(Listed entries Opens)

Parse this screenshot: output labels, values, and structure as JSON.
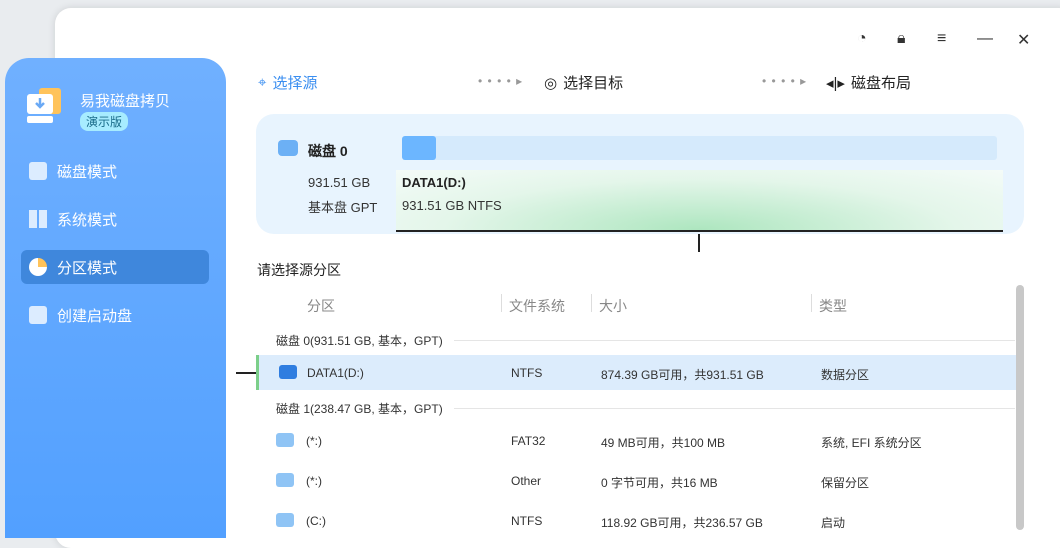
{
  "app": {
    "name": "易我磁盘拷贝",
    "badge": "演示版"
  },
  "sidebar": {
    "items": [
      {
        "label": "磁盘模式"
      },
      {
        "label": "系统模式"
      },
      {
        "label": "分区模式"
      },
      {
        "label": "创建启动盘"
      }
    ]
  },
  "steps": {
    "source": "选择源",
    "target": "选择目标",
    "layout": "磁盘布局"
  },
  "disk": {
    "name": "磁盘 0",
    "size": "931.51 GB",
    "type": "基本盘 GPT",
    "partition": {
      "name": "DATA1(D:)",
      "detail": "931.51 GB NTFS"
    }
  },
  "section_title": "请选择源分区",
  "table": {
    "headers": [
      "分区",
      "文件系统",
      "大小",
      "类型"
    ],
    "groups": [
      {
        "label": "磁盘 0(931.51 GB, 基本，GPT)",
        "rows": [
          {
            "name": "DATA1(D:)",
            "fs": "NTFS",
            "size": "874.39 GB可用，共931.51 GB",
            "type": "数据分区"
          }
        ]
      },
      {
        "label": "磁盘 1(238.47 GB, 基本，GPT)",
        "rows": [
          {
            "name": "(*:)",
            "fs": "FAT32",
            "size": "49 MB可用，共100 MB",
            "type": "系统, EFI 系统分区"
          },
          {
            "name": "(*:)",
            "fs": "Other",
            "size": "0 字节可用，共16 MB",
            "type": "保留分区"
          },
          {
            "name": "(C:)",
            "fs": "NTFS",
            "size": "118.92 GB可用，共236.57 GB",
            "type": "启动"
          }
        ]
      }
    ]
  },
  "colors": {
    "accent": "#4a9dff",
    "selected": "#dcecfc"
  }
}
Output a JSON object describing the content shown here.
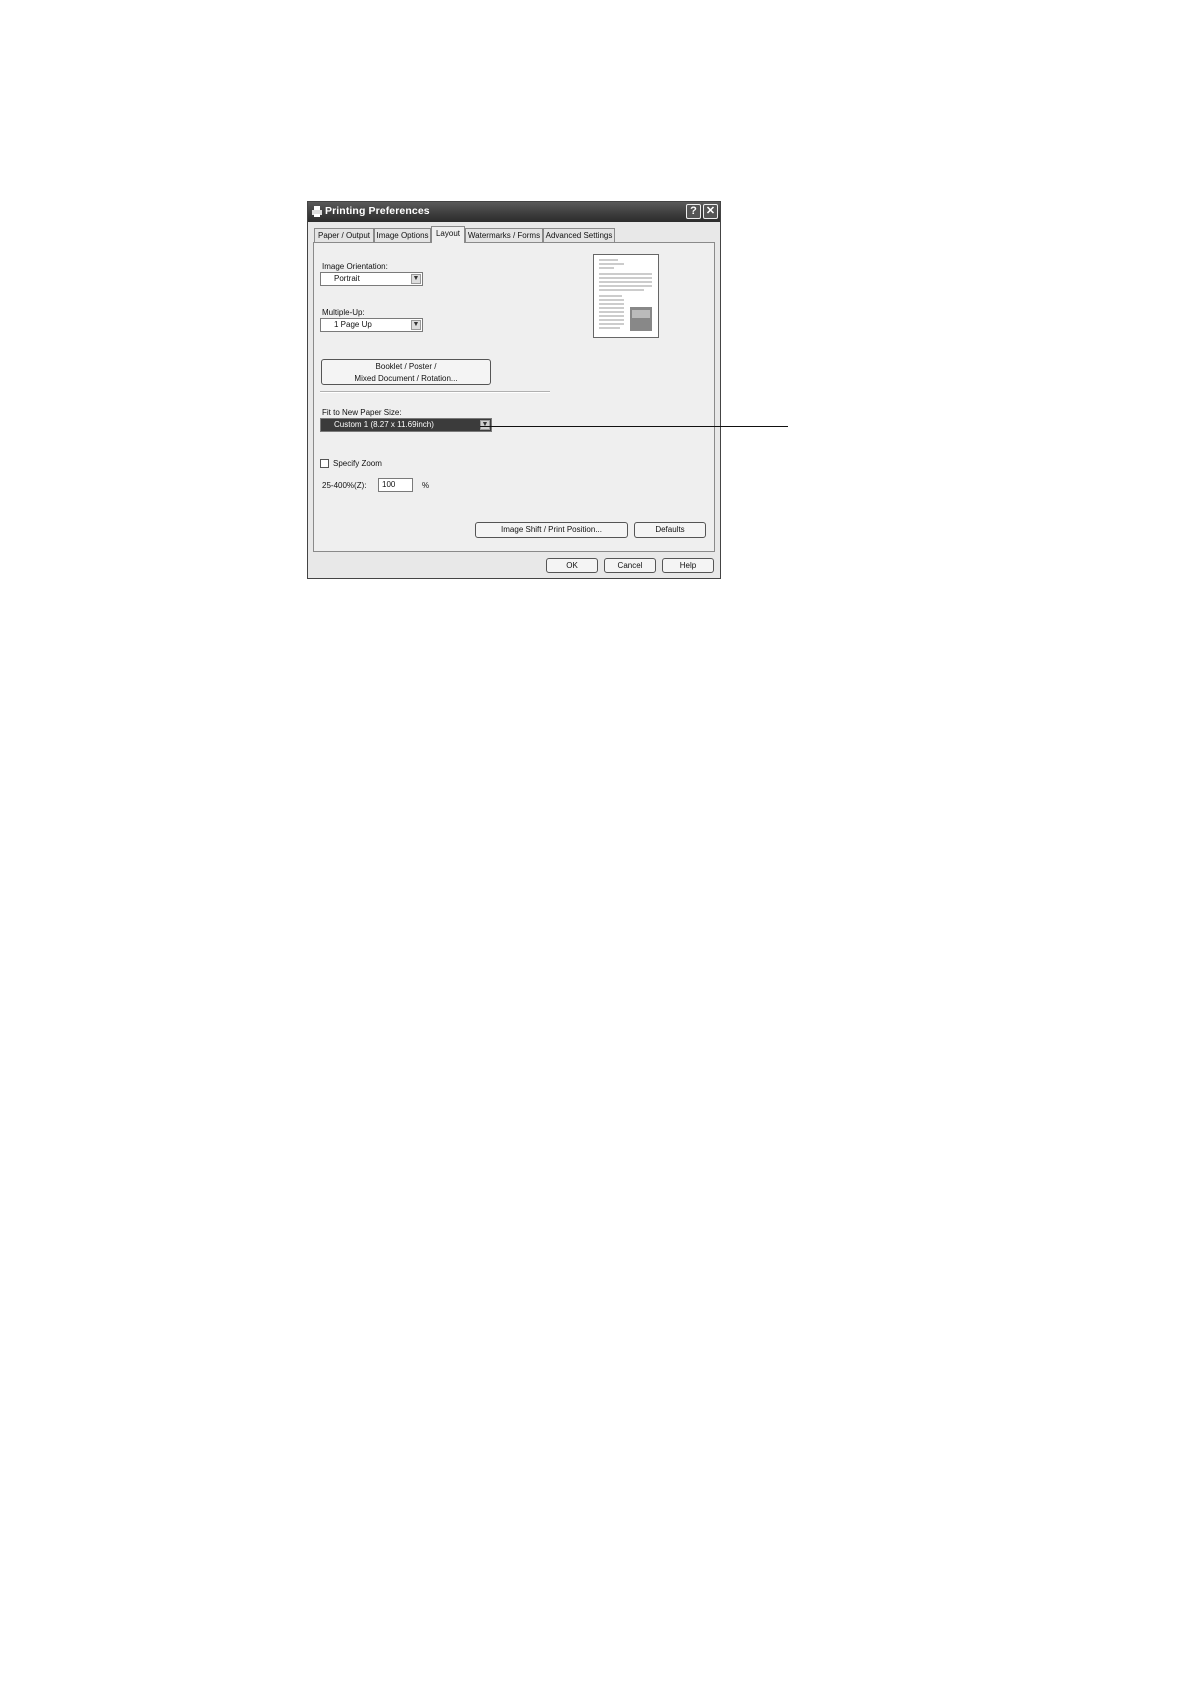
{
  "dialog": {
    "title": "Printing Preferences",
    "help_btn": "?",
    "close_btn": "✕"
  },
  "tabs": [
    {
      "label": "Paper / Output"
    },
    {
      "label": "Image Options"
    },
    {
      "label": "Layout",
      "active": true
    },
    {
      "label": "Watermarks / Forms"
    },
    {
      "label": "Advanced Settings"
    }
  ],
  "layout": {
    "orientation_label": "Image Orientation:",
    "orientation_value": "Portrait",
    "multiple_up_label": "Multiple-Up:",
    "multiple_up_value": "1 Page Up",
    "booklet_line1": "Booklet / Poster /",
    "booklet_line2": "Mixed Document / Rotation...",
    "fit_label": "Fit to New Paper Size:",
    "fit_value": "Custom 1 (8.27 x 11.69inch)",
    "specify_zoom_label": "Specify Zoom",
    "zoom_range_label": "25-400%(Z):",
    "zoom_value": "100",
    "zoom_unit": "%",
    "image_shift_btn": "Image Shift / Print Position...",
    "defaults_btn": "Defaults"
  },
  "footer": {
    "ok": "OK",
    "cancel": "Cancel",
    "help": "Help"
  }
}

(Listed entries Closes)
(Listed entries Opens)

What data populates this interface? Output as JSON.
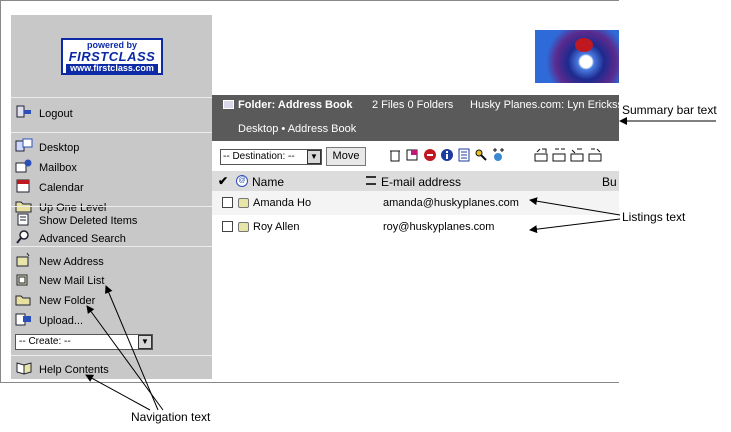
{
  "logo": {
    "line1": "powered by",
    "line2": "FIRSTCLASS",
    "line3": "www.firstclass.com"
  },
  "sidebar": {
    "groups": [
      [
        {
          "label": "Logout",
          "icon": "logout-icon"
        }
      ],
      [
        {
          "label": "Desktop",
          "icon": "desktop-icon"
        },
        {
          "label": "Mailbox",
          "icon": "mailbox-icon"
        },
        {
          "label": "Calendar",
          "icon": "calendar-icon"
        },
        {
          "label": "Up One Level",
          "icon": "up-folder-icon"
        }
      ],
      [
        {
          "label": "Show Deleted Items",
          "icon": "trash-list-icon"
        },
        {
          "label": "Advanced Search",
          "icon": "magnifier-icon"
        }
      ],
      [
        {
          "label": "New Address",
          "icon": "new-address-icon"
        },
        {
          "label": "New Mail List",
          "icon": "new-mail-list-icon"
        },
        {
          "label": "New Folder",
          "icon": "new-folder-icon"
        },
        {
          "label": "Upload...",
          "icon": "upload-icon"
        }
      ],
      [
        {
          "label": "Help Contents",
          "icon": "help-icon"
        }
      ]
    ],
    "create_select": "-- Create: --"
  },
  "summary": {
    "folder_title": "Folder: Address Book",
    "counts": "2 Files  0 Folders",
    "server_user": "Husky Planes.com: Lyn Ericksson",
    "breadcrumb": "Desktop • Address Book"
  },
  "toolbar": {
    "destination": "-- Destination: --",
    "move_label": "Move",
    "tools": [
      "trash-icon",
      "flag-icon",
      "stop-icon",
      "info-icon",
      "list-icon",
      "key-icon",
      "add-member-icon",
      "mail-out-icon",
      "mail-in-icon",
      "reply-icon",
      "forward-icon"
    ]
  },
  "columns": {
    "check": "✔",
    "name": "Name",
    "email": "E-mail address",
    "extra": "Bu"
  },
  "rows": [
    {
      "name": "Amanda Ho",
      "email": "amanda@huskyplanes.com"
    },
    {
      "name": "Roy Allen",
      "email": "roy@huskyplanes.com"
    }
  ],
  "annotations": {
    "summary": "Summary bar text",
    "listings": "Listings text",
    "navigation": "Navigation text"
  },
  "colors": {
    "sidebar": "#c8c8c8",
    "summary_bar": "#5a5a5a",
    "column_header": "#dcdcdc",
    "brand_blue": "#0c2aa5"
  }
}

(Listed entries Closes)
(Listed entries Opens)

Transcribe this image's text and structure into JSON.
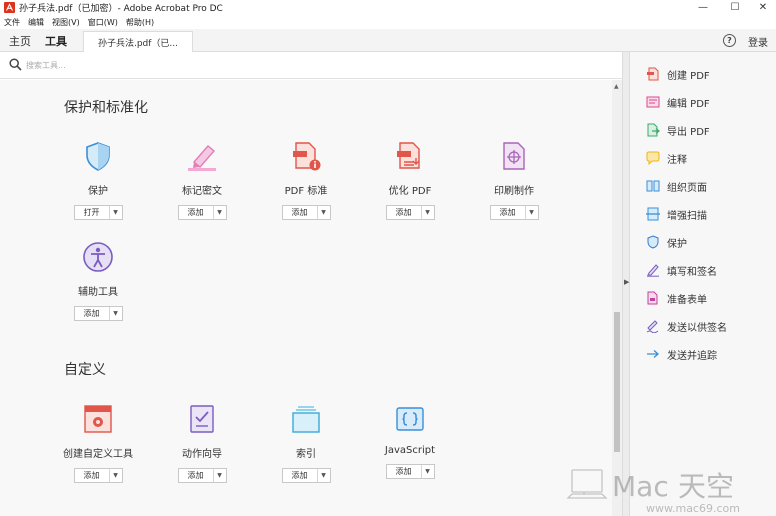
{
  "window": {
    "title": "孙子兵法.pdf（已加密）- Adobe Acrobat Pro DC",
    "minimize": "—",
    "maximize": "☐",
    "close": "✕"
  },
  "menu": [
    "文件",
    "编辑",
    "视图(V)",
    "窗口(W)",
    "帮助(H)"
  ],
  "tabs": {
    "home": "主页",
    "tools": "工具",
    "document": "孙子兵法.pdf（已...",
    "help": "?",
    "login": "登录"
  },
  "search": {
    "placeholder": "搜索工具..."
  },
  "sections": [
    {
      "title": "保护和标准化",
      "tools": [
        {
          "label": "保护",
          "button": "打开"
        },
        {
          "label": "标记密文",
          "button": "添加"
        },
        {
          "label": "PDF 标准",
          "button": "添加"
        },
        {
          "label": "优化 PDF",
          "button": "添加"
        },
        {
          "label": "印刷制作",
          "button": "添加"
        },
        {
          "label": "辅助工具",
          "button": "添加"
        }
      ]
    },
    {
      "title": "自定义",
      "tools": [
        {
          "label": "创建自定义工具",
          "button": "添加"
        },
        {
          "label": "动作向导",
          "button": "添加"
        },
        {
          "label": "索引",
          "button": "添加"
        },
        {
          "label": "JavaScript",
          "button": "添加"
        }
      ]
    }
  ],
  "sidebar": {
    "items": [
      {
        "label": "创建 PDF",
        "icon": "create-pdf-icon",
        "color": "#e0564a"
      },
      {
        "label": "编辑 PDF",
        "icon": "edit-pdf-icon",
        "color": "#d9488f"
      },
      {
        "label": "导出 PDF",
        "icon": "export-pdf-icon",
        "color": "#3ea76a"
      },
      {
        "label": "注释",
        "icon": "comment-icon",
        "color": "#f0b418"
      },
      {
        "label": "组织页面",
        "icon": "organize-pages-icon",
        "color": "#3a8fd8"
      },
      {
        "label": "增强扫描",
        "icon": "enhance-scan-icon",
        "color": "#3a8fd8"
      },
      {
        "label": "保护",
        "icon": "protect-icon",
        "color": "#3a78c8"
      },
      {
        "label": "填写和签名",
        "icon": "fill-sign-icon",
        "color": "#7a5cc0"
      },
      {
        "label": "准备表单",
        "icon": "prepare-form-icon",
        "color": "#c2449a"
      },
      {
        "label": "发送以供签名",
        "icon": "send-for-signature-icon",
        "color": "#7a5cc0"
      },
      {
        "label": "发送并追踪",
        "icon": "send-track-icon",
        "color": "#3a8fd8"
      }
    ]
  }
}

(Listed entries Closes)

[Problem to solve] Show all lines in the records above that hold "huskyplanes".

[Result of this exercise]
      "email": "amanda@huskyplanes.com"
      "email": "roy@huskyplanes.com"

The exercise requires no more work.